Mariette, Wilkinson, Bunsen, Brugsch, and Ebers: Erman’s speech on Egyptology: The Egypt Exploration Fund: Maspero’s investigations: The Temple of Bubastis: Ancient record of “Israel”: American interest in Egyptology.
Accompanying Napoleon’s army of invasion in Egypt was a band of savants representative of every art and science, through whom the conqueror hoped to make known the topography and antiquities of Egypt to the European world. The result of their researches was the famous work called “Description de l’Egypte,” published under the direction of the French Academy in twenty-four volumes of text, and twelve volumes of plates. Through this magnificent production the Western world received its first initiation into the mysteries of the wonderful civilisation which had flourished so many centuries ago, on the banks of the Nile. Egypt has continued to yield an ever-increasing harvest of antiquities, which, owing to the dry climate and the sand in which they have been buried, are many of them in a marvellous state of preservation. From the correlation of these discoveries the new science of Egyptology has sprung, which has many different branches, relating either to hieroglyphics, chronology, or archaeology proper.

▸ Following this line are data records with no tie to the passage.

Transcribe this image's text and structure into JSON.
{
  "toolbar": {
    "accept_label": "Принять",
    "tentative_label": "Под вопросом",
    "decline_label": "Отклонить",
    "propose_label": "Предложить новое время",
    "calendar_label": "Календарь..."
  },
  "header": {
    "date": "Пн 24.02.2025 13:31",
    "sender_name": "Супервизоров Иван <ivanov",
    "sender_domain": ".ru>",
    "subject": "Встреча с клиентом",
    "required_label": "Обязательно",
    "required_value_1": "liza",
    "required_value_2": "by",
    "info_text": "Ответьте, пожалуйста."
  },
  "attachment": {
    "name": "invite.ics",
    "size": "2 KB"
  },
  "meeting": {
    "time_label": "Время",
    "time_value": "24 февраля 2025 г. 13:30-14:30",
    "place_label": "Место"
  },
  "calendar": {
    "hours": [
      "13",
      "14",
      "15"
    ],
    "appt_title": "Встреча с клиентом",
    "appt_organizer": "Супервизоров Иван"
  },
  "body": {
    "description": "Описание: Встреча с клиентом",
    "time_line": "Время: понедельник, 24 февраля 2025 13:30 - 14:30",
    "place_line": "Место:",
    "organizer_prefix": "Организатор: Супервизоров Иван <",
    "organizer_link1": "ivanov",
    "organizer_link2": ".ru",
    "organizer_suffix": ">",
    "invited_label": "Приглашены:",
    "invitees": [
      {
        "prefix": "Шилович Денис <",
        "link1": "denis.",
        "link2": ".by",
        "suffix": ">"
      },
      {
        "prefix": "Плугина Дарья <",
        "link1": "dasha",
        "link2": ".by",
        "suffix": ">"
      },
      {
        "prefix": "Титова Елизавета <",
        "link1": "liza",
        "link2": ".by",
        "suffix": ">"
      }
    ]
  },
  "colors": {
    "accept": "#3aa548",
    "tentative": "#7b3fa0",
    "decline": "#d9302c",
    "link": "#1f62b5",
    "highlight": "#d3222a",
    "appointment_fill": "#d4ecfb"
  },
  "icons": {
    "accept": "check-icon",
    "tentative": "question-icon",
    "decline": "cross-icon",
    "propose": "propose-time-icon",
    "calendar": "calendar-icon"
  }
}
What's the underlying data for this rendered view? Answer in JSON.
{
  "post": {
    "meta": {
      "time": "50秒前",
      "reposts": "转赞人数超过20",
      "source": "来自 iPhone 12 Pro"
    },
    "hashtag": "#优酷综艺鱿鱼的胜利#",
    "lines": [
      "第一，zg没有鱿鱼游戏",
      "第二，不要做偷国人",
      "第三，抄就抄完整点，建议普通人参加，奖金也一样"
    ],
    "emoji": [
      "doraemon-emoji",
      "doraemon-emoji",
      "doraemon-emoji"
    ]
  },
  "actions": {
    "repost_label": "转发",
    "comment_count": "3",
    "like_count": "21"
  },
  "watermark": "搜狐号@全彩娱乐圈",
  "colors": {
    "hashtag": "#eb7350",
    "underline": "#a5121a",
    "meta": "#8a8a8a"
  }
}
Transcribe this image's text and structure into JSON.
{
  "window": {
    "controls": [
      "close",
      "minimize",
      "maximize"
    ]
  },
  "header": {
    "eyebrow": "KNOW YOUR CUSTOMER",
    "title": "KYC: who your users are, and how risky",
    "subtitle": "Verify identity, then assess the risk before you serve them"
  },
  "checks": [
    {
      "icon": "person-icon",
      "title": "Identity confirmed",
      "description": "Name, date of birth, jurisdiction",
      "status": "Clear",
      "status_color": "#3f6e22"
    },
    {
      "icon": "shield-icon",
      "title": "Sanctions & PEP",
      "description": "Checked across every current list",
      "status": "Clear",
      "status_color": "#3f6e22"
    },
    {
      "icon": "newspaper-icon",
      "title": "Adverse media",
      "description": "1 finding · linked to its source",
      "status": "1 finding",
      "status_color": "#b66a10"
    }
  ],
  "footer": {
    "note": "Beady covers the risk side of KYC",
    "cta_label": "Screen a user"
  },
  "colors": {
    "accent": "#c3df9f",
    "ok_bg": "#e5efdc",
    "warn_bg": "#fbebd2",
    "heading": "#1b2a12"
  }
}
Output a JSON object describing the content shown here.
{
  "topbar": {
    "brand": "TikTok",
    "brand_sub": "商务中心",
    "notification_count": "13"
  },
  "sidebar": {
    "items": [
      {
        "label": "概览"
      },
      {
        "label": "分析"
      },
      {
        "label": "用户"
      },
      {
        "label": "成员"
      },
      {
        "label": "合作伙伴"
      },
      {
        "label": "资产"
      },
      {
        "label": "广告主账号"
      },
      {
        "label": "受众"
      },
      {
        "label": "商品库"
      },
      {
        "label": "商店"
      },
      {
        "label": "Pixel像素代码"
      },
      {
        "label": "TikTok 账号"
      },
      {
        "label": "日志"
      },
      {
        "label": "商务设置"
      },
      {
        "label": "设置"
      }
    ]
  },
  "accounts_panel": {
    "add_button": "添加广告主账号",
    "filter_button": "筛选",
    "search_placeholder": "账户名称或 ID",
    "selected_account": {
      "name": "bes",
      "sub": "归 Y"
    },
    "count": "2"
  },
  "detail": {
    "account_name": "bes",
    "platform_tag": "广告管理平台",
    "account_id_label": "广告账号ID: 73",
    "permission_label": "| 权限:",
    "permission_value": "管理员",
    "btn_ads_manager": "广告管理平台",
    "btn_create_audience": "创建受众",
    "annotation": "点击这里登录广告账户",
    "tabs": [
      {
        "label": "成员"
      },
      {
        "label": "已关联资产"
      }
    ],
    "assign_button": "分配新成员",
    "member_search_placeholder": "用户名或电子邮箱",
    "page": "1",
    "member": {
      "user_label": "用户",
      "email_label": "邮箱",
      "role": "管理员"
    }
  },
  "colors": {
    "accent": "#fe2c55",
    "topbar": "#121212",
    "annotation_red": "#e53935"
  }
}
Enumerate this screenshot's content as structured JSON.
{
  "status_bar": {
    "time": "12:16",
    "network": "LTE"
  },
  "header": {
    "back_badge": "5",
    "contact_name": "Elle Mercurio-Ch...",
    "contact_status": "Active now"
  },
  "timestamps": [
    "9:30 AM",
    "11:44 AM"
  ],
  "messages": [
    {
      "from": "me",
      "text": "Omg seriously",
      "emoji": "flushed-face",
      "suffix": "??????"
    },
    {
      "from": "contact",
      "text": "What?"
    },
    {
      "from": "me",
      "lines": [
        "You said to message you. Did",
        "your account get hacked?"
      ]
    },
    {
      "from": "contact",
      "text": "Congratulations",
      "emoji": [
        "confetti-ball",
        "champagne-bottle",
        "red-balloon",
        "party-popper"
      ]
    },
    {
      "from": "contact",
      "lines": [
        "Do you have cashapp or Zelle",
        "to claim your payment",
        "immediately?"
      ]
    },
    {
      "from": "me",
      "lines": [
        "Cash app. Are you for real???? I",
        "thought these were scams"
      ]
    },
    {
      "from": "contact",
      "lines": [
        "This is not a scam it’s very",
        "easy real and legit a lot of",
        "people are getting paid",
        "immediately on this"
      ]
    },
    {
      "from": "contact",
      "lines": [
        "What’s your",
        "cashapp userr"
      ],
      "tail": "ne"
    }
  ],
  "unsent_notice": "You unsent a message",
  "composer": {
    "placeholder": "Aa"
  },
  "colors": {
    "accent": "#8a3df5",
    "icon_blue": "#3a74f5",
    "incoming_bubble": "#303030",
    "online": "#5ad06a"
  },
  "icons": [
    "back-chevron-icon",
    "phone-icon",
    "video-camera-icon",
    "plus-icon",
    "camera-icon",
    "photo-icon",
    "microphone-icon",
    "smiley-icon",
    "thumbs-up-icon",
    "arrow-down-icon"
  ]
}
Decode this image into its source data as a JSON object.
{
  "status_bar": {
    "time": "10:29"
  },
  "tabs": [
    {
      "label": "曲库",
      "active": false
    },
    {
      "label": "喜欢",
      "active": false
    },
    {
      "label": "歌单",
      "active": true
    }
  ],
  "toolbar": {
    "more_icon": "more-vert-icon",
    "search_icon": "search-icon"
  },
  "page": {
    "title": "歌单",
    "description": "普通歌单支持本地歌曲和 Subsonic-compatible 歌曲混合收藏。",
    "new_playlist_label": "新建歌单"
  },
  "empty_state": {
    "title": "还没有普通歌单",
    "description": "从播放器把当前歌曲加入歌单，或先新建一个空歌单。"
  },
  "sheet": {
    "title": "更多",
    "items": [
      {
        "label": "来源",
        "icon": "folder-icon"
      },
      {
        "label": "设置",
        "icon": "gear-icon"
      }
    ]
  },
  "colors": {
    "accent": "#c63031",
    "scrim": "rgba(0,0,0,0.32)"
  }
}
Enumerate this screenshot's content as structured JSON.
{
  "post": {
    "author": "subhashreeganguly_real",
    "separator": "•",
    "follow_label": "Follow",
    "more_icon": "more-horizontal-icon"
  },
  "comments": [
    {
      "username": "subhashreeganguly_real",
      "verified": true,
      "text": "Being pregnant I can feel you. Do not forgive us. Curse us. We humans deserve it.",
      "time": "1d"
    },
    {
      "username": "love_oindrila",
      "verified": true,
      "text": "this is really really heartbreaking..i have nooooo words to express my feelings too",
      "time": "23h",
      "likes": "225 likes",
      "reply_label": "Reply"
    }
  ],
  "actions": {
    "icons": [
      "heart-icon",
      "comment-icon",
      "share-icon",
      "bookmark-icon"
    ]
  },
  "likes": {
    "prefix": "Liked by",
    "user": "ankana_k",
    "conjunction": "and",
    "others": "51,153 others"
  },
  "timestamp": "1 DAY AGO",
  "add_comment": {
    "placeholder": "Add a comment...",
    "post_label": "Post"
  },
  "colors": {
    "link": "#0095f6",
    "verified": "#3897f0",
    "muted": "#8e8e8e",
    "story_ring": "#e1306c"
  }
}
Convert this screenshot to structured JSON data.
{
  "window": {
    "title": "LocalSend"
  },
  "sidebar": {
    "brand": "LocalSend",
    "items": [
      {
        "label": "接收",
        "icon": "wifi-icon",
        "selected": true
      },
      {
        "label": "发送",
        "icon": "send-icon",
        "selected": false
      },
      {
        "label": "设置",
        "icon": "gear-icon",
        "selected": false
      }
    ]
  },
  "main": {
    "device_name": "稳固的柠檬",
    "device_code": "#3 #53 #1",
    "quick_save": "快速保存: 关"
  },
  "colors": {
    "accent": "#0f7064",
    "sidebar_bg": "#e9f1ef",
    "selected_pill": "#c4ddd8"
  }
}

The earliest and most helpful of all the discoveries was that of the famous Rosetta Stone, found by a French artillery officer in 1799, while Napoleon’s soldiers were excavating preparatory to erecting fortifications at Fort St. Julien. The deciphering of its trilingual inscriptions was the greatest literary feat of modern times, in which Dr. Thomas Young and J. F. Champollion share almost equal honours.